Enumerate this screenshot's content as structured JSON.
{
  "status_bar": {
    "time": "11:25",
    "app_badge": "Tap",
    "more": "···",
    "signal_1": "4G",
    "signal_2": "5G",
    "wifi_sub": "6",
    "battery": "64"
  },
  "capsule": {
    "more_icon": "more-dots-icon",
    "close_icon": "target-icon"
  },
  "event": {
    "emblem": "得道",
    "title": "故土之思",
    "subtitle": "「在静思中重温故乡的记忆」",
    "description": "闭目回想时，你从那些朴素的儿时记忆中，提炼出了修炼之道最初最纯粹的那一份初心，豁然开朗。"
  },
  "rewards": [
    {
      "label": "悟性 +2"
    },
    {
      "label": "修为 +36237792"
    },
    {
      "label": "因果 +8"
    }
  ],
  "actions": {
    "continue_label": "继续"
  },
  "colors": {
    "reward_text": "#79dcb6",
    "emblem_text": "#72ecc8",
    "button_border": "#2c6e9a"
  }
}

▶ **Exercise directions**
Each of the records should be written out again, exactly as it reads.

▶ **Response for this exercise**
Enumerate this screenshot's content as structured JSON.
{
  "status_bar": {
    "time": "11:25",
    "app_badge": "Tap",
    "more": "···",
    "signal_1": "4G",
    "signal_2": "5G",
    "wifi_sub": "6",
    "battery": "64"
  },
  "capsule": {
    "more_icon": "more-dots-icon",
    "close_icon": "target-icon"
  },
  "event": {
    "emblem": "得道",
    "title": "故土之思",
    "subtitle": "「在静思中重温故乡的记忆」",
    "description": "闭目回想时，你从那些朴素的儿时记忆中，提炼出了修炼之道最初最纯粹的那一份初心，豁然开朗。"
  },
  "rewards": [
    {
      "label": "悟性 +2"
    },
    {
      "label": "修为 +36237792"
    },
    {
      "label": "因果 +8"
    }
  ],
  "actions": {
    "continue_label": "继续"
  },
  "colors": {
    "reward_text": "#79dcb6",
    "emblem_text": "#72ecc8",
    "button_border": "#2c6e9a"
  }
}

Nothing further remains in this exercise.